Brief:
Look through the data below, and copy each line that carries the word "dokumentu".

Material provided:

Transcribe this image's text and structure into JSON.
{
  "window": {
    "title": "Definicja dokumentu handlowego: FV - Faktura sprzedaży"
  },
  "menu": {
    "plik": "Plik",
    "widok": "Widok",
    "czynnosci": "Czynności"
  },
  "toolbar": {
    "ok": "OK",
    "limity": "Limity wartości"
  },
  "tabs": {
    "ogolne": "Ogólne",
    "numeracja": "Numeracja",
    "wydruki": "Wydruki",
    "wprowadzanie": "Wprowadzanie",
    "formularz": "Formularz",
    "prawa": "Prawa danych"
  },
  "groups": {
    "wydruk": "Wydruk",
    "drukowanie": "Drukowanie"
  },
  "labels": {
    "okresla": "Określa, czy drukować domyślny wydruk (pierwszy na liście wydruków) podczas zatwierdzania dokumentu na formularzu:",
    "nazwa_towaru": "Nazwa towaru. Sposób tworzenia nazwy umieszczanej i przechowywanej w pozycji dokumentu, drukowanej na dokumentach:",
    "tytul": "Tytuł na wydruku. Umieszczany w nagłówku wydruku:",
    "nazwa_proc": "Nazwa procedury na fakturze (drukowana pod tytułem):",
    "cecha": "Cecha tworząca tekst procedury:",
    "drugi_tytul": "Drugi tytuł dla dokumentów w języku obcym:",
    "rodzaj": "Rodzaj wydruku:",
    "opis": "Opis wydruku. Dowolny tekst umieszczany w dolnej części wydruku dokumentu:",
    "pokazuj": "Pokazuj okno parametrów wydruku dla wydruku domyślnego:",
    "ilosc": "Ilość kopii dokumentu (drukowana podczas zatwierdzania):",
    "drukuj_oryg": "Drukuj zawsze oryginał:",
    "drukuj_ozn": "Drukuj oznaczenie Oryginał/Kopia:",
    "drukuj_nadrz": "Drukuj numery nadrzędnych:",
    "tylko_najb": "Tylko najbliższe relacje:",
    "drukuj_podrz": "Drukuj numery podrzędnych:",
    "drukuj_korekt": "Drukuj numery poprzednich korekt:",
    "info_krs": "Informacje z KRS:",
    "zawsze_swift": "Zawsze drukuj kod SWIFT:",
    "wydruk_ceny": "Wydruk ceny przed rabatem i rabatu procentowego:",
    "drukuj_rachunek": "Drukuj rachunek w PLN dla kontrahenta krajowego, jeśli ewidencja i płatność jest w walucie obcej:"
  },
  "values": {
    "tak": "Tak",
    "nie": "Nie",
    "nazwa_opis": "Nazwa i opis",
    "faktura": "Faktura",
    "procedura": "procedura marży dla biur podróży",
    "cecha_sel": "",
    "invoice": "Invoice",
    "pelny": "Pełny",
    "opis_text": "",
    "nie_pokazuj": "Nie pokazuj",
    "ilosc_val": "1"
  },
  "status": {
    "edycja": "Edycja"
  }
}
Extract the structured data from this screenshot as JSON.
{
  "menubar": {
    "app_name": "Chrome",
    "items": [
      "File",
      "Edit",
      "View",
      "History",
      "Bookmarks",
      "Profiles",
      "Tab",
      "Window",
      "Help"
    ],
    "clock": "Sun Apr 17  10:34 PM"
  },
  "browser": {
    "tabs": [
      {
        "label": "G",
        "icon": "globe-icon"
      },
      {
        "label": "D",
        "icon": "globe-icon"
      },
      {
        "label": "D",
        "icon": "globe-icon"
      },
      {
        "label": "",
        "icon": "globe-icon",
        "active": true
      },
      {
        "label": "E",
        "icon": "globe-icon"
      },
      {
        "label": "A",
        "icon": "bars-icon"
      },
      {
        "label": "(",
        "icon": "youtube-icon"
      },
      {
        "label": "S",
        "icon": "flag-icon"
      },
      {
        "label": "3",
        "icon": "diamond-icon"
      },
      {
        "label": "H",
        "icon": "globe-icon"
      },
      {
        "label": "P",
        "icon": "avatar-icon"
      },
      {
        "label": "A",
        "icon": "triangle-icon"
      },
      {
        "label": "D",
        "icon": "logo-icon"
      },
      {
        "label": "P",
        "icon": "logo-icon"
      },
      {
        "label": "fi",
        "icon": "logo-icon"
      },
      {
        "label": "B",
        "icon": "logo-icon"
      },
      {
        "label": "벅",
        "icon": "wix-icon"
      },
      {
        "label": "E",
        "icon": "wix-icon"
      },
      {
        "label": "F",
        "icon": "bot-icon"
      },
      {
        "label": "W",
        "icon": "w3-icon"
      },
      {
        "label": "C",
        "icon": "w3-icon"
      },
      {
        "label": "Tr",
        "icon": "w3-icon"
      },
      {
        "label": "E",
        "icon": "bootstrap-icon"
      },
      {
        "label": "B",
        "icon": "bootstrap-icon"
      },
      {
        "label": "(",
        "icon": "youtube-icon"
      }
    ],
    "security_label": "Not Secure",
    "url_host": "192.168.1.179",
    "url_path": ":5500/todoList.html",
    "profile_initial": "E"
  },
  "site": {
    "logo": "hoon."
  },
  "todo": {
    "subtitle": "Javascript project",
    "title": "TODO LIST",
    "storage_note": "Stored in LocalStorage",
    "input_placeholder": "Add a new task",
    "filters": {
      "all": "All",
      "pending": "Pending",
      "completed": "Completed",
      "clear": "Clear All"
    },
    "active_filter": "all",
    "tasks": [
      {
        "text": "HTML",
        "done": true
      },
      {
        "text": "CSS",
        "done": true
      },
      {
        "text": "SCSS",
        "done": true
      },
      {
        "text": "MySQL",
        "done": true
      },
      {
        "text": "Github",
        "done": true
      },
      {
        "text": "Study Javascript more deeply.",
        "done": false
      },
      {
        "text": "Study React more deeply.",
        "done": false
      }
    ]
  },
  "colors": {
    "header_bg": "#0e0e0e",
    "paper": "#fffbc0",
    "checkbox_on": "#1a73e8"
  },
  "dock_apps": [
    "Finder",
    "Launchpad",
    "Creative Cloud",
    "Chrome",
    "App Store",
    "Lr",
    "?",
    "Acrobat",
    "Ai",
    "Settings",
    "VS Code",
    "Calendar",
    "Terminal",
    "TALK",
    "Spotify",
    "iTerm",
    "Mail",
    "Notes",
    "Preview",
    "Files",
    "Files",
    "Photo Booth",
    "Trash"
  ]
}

Problem solution:
    "title": "Definicja dokumentu handlowego: FV - Faktura sprzedaży"
    "okresla": "Określa, czy drukować domyślny wydruk (pierwszy na liście wydruków) podczas zatwierdzania dokumentu na formularzu:",
    "nazwa_towaru": "Nazwa towaru. Sposób tworzenia nazwy umieszczanej i przechowywanej w pozycji dokumentu, drukowanej na dokumentach:",
    "opis": "Opis wydruku. Dowolny tekst umieszczany w dolnej części wydruku dokumentu:",
    "ilosc": "Ilość kopii dokumentu (drukowana podczas zatwierdzania):",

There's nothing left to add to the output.